“I have worked in healthcare for many years now. I started out working as a mental health support worker, which was inspired by my grandmother who worked as a nurse and my uncle who suffered from schizophrenia.
“My uncle had an extremely hard time adjusting with his new diagnosis and it started to affect his physical health as well. It appeared to me that the nursing teams treating him had very little understanding of mental health and were only able to treat his physical health needs.
“I believe that we should be treating the patient holistically and not separating the mind and the body. I believe that my experiences, throughout my mental health career and now my physical health career, can ultimately help to treat all my patients equally and holistically to increase patient standards and overall experience.”
Stuart has recently completed his Nurse Associate training and is continuing his career progression with GMMH by attending Bolton University to complete his top up nursing degree as a Registered General Nurse, which he has started this year.
“I have grown massively in my understanding and knowledge. I love my job and I would never change anything about it. I truly believe I have found my dream job.”
My experience studying toward my degree
“I have had to completely adjust to learning again since leaving high school back in 1993 with not great GCSE results. I originally applied for the band four Assistant Practitioner back in 2016/17 when I started working at the prison but wasn't successful. This inspired me to go back to college to gain the qualifications I needed to get on to the next step of my career.
“After completing the GCSE qualifications required, I learned about a new career route to nursing degree through the Nurse Associate route. I applied and was successful and my new career started.
“During my studies at Liverpool John Moore’s University I found it challenging and very daunting at first, I had never used referencing before or been part of such a vast academic study group, however I soon adapted. I loved my experiences throughout university. Placements were amazing. They really made me feel part of their family.
“However, I must admit that not all my experiences were great. When covid struck the nation, everything stopped with university. They had to adapt and convert most things to online learning. I was in my final six months as a Trainee Nursing Associate and still required two placements to qualify. University stopped all placements from happening and was even thinking about postponing my university course altogether.

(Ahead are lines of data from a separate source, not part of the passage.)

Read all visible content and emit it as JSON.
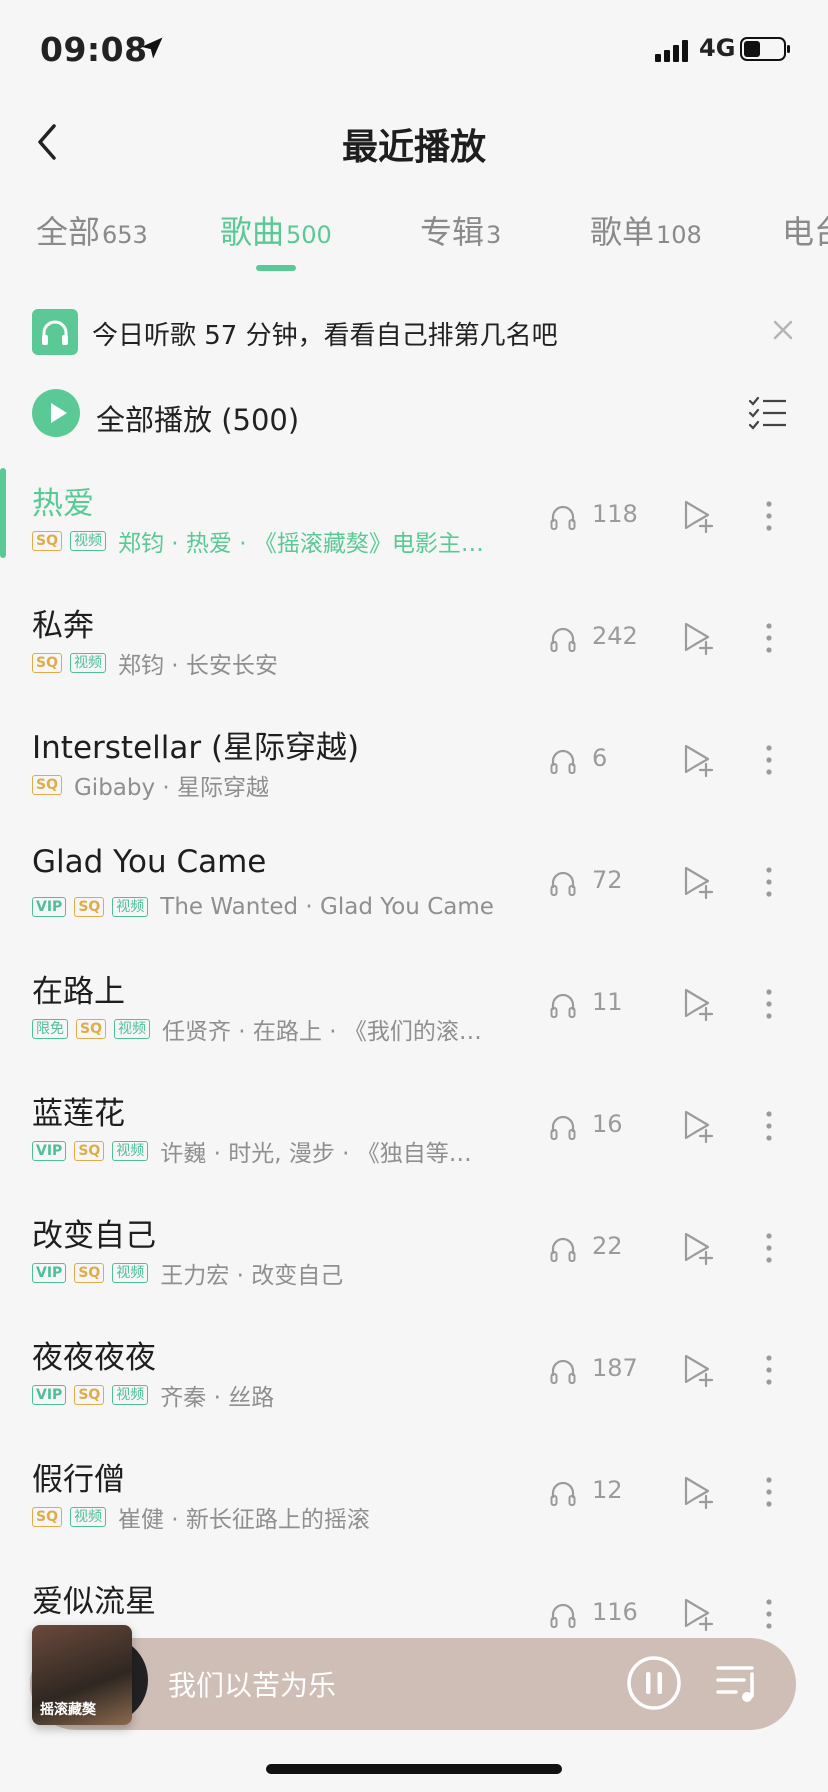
{
  "status_bar": {
    "time": "09:08",
    "network": "4G"
  },
  "header": {
    "title": "最近播放"
  },
  "tabs": [
    {
      "label": "全部",
      "count": "653"
    },
    {
      "label": "歌曲",
      "count": "500",
      "active": true
    },
    {
      "label": "专辑",
      "count": "3"
    },
    {
      "label": "歌单",
      "count": "108"
    },
    {
      "label": "电台",
      "count": ""
    }
  ],
  "banner": {
    "text": "今日听歌 57 分钟，看看自己排第几名吧"
  },
  "play_all": {
    "label": "全部播放 (500)"
  },
  "songs": [
    {
      "title": "热爱",
      "badges": [
        "SQ",
        "视频"
      ],
      "meta": "郑钧 · 热爱 · 《摇滚藏獒》电影主…",
      "plays": "118",
      "playing": true
    },
    {
      "title": "私奔",
      "badges": [
        "SQ",
        "视频"
      ],
      "meta": "郑钧 · 长安长安",
      "plays": "242"
    },
    {
      "title": "Interstellar (星际穿越)",
      "badges": [
        "SQ"
      ],
      "meta": "Gibaby · 星际穿越",
      "plays": "6"
    },
    {
      "title": "Glad You Came",
      "badges": [
        "VIP",
        "SQ",
        "视频"
      ],
      "meta": "The Wanted · Glad You Came",
      "plays": "72"
    },
    {
      "title": "在路上",
      "badges": [
        "限免",
        "SQ",
        "视频"
      ],
      "meta": "任贤齐 · 在路上 · 《我们的滚…",
      "plays": "11"
    },
    {
      "title": "蓝莲花",
      "badges": [
        "VIP",
        "SQ",
        "视频"
      ],
      "meta": "许巍 · 时光, 漫步 · 《独自等…",
      "plays": "16"
    },
    {
      "title": "改变自己",
      "badges": [
        "VIP",
        "SQ",
        "视频"
      ],
      "meta": "王力宏 · 改变自己",
      "plays": "22"
    },
    {
      "title": "夜夜夜夜",
      "badges": [
        "VIP",
        "SQ",
        "视频"
      ],
      "meta": "齐秦 · 丝路",
      "plays": "187"
    },
    {
      "title": "假行僧",
      "badges": [
        "SQ",
        "视频"
      ],
      "meta": "崔健 · 新长征路上的摇滚",
      "plays": "12"
    },
    {
      "title": "爱似流星",
      "badges": [],
      "meta": "",
      "plays": "116"
    }
  ],
  "player": {
    "title": "我们以苦为乐",
    "cover_text": "摇滚藏獒"
  },
  "colors": {
    "accent": "#5bc995",
    "sq": "#e0ac4a",
    "player_bg": "#cfbeb6"
  }
}
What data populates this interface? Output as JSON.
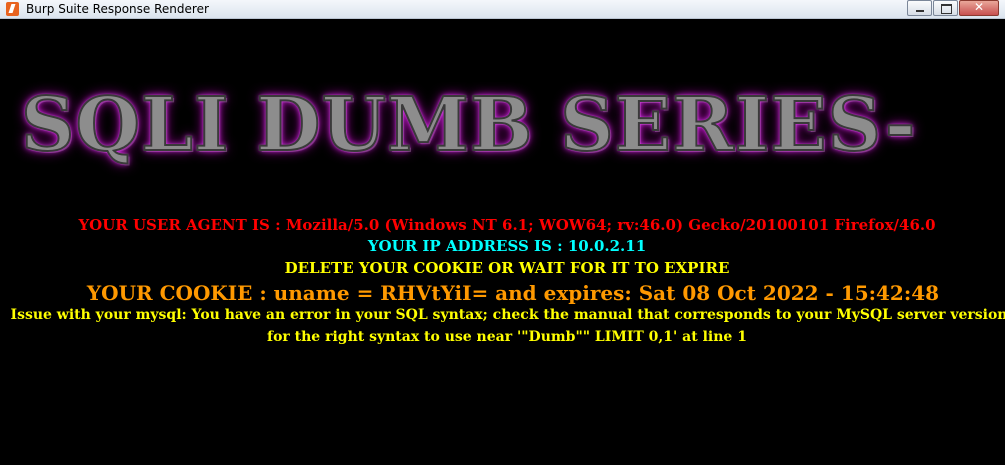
{
  "window": {
    "title": "Burp Suite Response Renderer",
    "minimize_icon": "minimize-icon",
    "maximize_icon": "maximize-icon",
    "close_icon": "close-icon",
    "close_glyph": "✕"
  },
  "page": {
    "banner": "SQLI DUMB SERIES-",
    "user_agent_line": "YOUR USER AGENT IS : Mozilla/5.0 (Windows NT 6.1; WOW64; rv:46.0) Gecko/20100101 Firefox/46.0",
    "ip_line": "YOUR IP ADDRESS IS : 10.0.2.11",
    "delete_cookie_line": "DELETE YOUR COOKIE OR WAIT FOR IT TO EXPIRE",
    "cookie_line": "YOUR COOKIE : uname = RHVtYiI= and expires: Sat 08 Oct 2022 - 15:42:48",
    "error_line_1": "Issue with your mysql: You have an error in your SQL syntax; check the manual that corresponds to your MySQL server version",
    "error_line_2": "for the right syntax to use near '\"Dumb\"\" LIMIT 0,1' at line 1"
  },
  "colors": {
    "background": "#000000",
    "user_agent": "#ff0000",
    "ip": "#00ffff",
    "notice": "#ffff00",
    "cookie": "#ff9900",
    "banner_glow": "#e040fb"
  }
}
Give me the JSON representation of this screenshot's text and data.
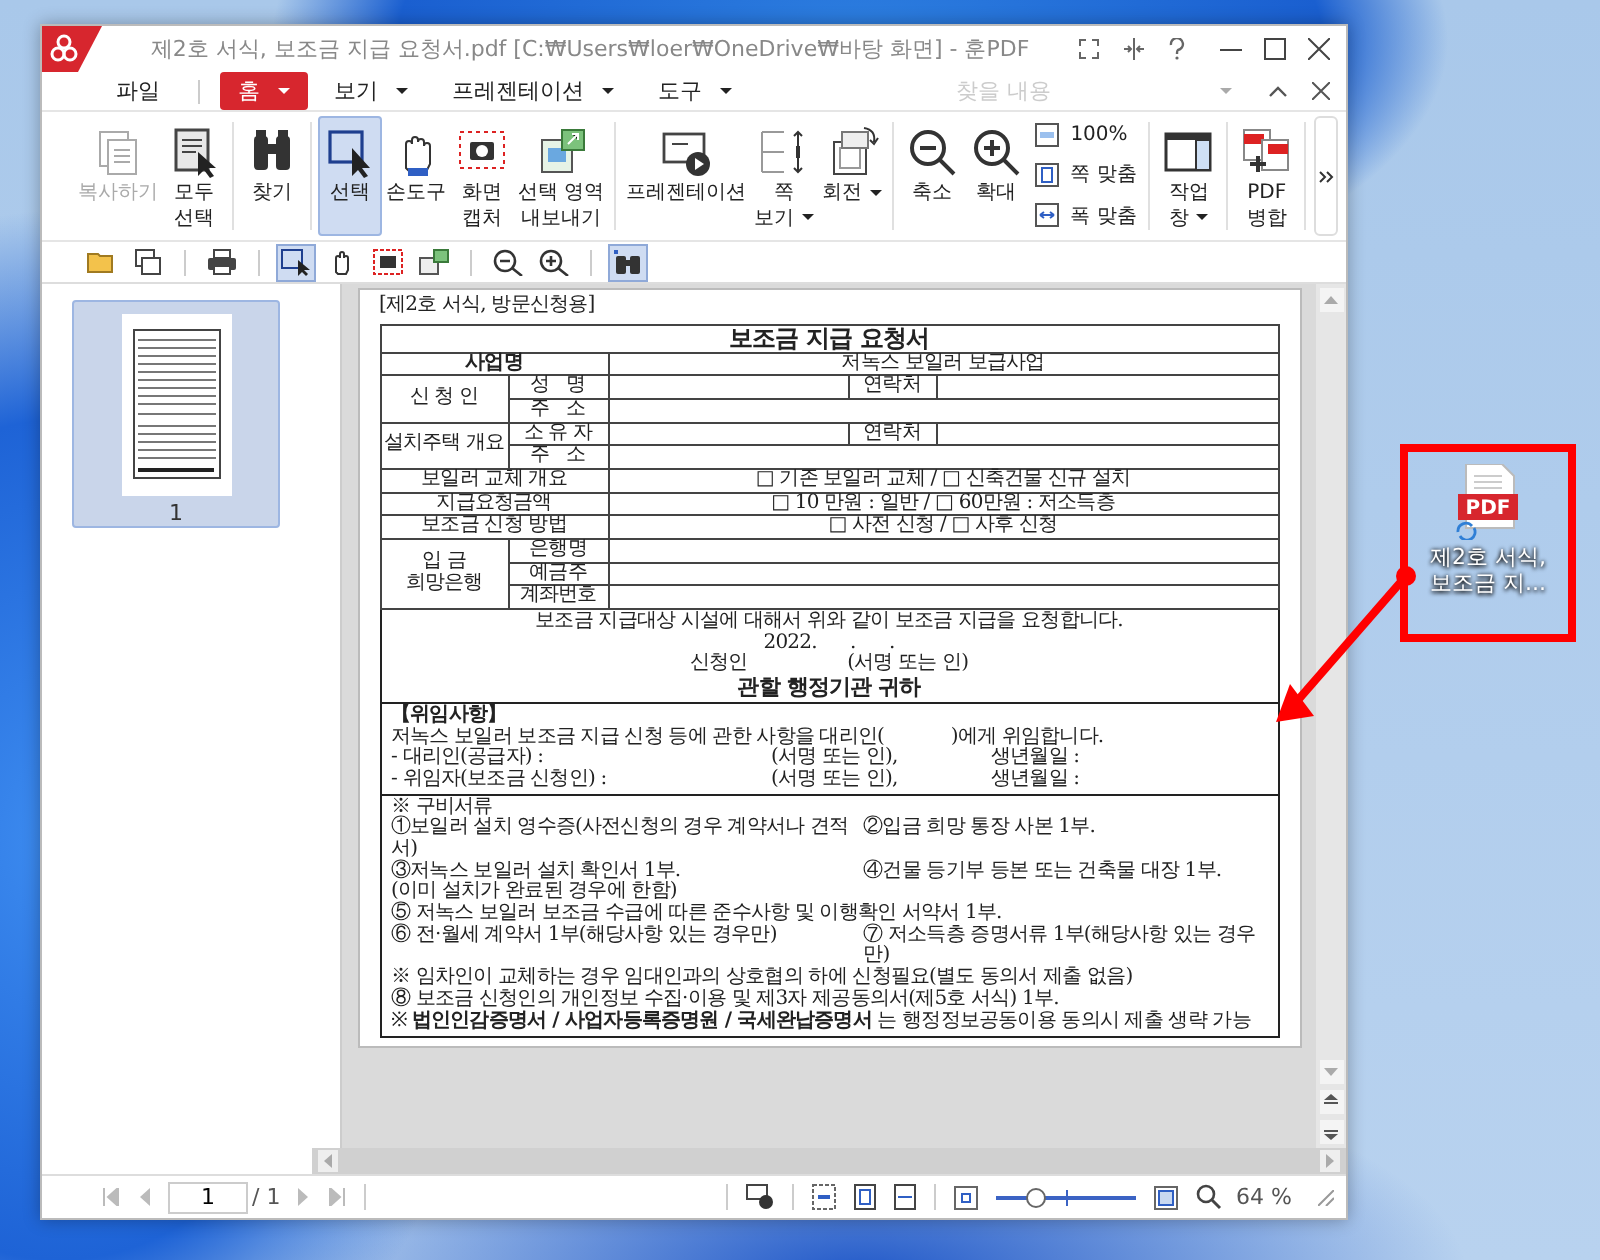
{
  "window": {
    "title": "제2호 서식, 보조금 지급 요청서.pdf [C:₩Users₩loer₩OneDrive₩바탕 화면] - 훈PDF"
  },
  "menu": [
    {
      "label": "파일",
      "selected": false,
      "dropdown": false
    },
    {
      "label": "홈",
      "selected": true,
      "dropdown": true
    },
    {
      "label": "보기",
      "selected": false,
      "dropdown": true
    },
    {
      "label": "프레젠테이션",
      "selected": false,
      "dropdown": true
    },
    {
      "label": "도구",
      "selected": false,
      "dropdown": true
    }
  ],
  "search": {
    "placeholder": "찾을 내용"
  },
  "ribbon": [
    [
      {
        "kind": "large",
        "label": "복사하기",
        "disabled": true,
        "selected": false,
        "dropdown": false
      },
      {
        "kind": "large",
        "label": "모두\n선택",
        "disabled": false,
        "selected": false,
        "dropdown": false
      }
    ],
    [
      {
        "kind": "large",
        "label": "찾기",
        "disabled": false,
        "selected": false,
        "dropdown": false
      }
    ],
    [
      {
        "kind": "large",
        "label": "선택",
        "disabled": false,
        "selected": true,
        "dropdown": false
      },
      {
        "kind": "large",
        "label": "손도구",
        "disabled": false,
        "selected": false,
        "dropdown": false
      },
      {
        "kind": "large",
        "label": "화면\n캡처",
        "disabled": false,
        "selected": false,
        "dropdown": false
      },
      {
        "kind": "large",
        "label": "선택 영역\n내보내기",
        "disabled": false,
        "selected": false,
        "dropdown": false
      }
    ],
    [
      {
        "kind": "large",
        "label": "프레젠테이션",
        "disabled": false,
        "selected": false,
        "dropdown": false
      },
      {
        "kind": "large",
        "label": "쪽\n보기",
        "disabled": false,
        "selected": false,
        "dropdown": true
      },
      {
        "kind": "large",
        "label": "회전",
        "disabled": false,
        "selected": false,
        "dropdown": true
      }
    ],
    [
      {
        "kind": "large",
        "label": "축소",
        "disabled": false,
        "selected": false,
        "dropdown": false
      },
      {
        "kind": "large",
        "label": "확대",
        "disabled": false,
        "selected": false,
        "dropdown": false
      },
      {
        "kind": "stack",
        "items": [
          "100%",
          "쪽 맞춤",
          "폭 맞춤"
        ]
      }
    ],
    [
      {
        "kind": "large",
        "label": "작업\n창",
        "disabled": false,
        "selected": false,
        "dropdown": true
      }
    ],
    [
      {
        "kind": "large",
        "label": "PDF\n병합",
        "disabled": false,
        "selected": false,
        "dropdown": false
      }
    ]
  ],
  "toolbar": [
    {
      "selected": false
    },
    {
      "selected": false
    },
    {
      "selected": false
    },
    {
      "selected": true
    },
    {
      "selected": false
    },
    {
      "selected": false
    },
    {
      "selected": false
    },
    {
      "selected": false
    },
    {
      "selected": false
    },
    {
      "selected": true
    }
  ],
  "thumbnails": [
    {
      "label": "1",
      "selected": true
    }
  ],
  "document": {
    "form_label": "[제2호 서식, 방문신청용]",
    "title": "보조금 지급 요청서",
    "rows": [
      {
        "kind": "heading_pair",
        "label": "사업명",
        "value": "저녹스 보일러 보급사업"
      },
      {
        "kind": "group",
        "label": "신 청 인",
        "rows": [
          {
            "label": "성   명",
            "contact": "연락처"
          },
          {
            "label": "주   소"
          }
        ]
      },
      {
        "kind": "group",
        "label": "설치주택 개요",
        "rows": [
          {
            "label": "소 유 자",
            "contact": "연락처"
          },
          {
            "label": "주   소"
          }
        ]
      },
      {
        "kind": "pair",
        "label": "보일러 교체 개요",
        "value": "□ 기존 보일러 교체 / □ 신축건물 신규 설치"
      },
      {
        "kind": "pair",
        "label": "지급요청금액",
        "value": "□ 10 만원 : 일반  / □ 60만원 : 저소득층"
      },
      {
        "kind": "pair",
        "label": "보조금 신청 방법",
        "value": "□ 사전 신청  / □ 사후 신청"
      },
      {
        "kind": "group",
        "label": "입 금 희망은행",
        "rows": [
          {
            "label": "은행명"
          },
          {
            "label": "예금주"
          },
          {
            "label": "계좌번호"
          }
        ]
      }
    ],
    "request": {
      "text": "보조금 지급대상 시설에 대해서 위와 같이 보조금 지급을 요청합니다.",
      "date": "2022.      .      .",
      "applicant": "신청인",
      "sign": "(서명 또는 인)",
      "addressee": "관할 행정기관 귀하"
    },
    "delegation": {
      "title": "【위임사항】",
      "text": "저녹스 보일러 보조금 지급 신청 등에 관한 사항을 대리인(            )에게 위임합니다.",
      "lines": [
        {
          "label": "- 대리인(공급자) :",
          "sign": "(서명 또는 인),",
          "birth": "생년월일 :"
        },
        {
          "label": "- 위임자(보조금 신청인) :",
          "sign": "(서명 또는 인),",
          "birth": "생년월일 :"
        }
      ]
    },
    "attachments": {
      "title": "※ 구비서류",
      "items": [
        {
          "kind": "half",
          "text": "①보일러 설치 영수증(사전신청의 경우 계약서나 견적서)"
        },
        {
          "kind": "half",
          "text": "②입금 희망 통장 사본 1부."
        },
        {
          "kind": "half",
          "text": "③저녹스 보일러 설치 확인서 1부."
        },
        {
          "kind": "half",
          "text": "④건물 등기부 등본 또는 건축물 대장 1부."
        },
        {
          "kind": "full",
          "text": "(이미 설치가 완료된 경우에 한함)"
        },
        {
          "kind": "full",
          "text": "⑤ 저녹스 보일러 보조금 수급에 따른 준수사항 및 이행확인 서약서 1부."
        },
        {
          "kind": "half",
          "text": "⑥ 전·월세 계약서 1부(해당사항 있는 경우만)"
        },
        {
          "kind": "half",
          "text": "⑦ 저소득층 증명서류 1부(해당사항 있는 경우만)"
        },
        {
          "kind": "full",
          "text": "※ 임차인이 교체하는 경우 임대인과의 상호협의 하에 신청필요(별도 동의서 제출 없음)"
        },
        {
          "kind": "full",
          "text": "⑧ 보조금 신청인의 개인정보 수집·이용 및 제3자 제공동의서(제5호 서식) 1부."
        },
        {
          "kind": "full",
          "text": "※ **법인인감증명서 / 사업자등록증명원 / 국세완납증명서** 는 행정정보공동이용 동의시 제출 생략 가능"
        }
      ]
    }
  },
  "pager": {
    "page": "1",
    "total": "/ 1"
  },
  "zoom": {
    "level": 0.28,
    "reading": "64 %"
  },
  "desktop_icon": {
    "badge": "PDF",
    "label": "제2호 서식, 보조금 지..."
  }
}
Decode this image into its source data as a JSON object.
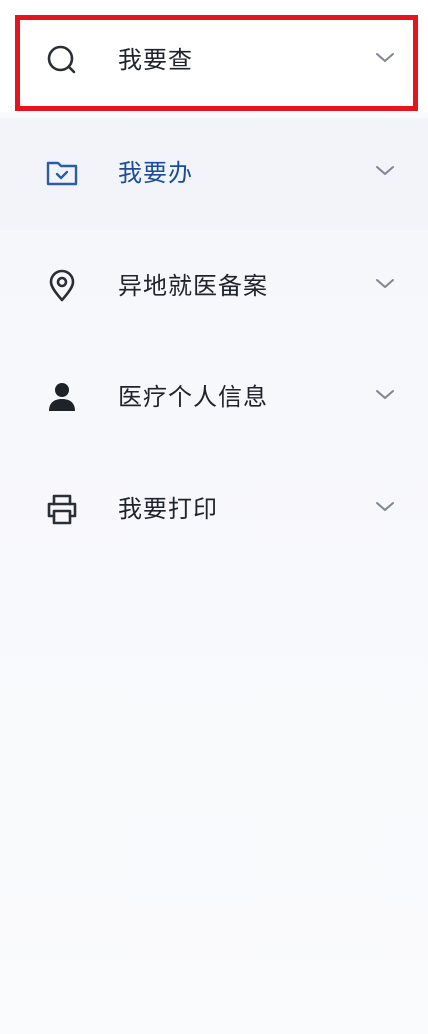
{
  "menu": {
    "items": [
      {
        "label": "我要查",
        "icon": "search-icon",
        "state": "highlighted"
      },
      {
        "label": "我要办",
        "icon": "folder-check-icon",
        "state": "active"
      },
      {
        "label": "异地就医备案",
        "icon": "location-pin-icon",
        "state": "normal"
      },
      {
        "label": "医疗个人信息",
        "icon": "person-icon",
        "state": "normal"
      },
      {
        "label": "我要打印",
        "icon": "printer-icon",
        "state": "normal"
      }
    ]
  },
  "colors": {
    "highlight_border": "#e5141e",
    "active_text": "#1a4d9c",
    "active_icon": "#2b5ea7",
    "normal_text": "#1f232b",
    "chevron": "#7f8694"
  }
}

However, we managed to change the universities' mind, but it required a lot of persuasion and a massive amount of help from the healthcare management team at Garth and the Practice Education Facilitator team at GMMH. We managed to persuade the university to allow my final placements to take place within the Trust.
“I'm now nearly two years qualified as a nurse associate and ready for the next step in my career.”
“I find that working as part of a multidisciplinary team between prison staff and healthcare staff makes all the difference. Having a good rapport with all teams helps massively. And treating patients with the respect they deserve goes a long way.”
“A typical day at HMP Garth starts with medication rounds. Once medication rounds have been completed the clinic day starts. We then run patient centred clinics from GP; Long term condition; Nurse led; venepuncture; wound management; weight management; NHS health check clinics as well as other services from Mental Health; Integrated Drug Treatment Service; Optician; Podiatrist; and Dental. On top of all the clinics, we have an emergency response unit which consists of patients in crisis; self-harm; patient's unwell and patients critically unwell.
“The healthcare team within a prison setting is typically what you would find within the community.
“I'm a true believer in giving people a second chance in life.”
“I love aspects of my job within the health and justice sector, however, one of the most rewarding sections of my job is the ability to help patients that the rest of society have given up on. Life is about learning and making the right choices throughout it. Some people make the wrong choices, but it doesn't mean we should give up on them. If I can change one person's life, we are one step closer to perfection.
“Another part of my job that I feel helps with success in my role is the team members I work with. We are very close and supportive of each other; in some ways they feel like the family I adopted.”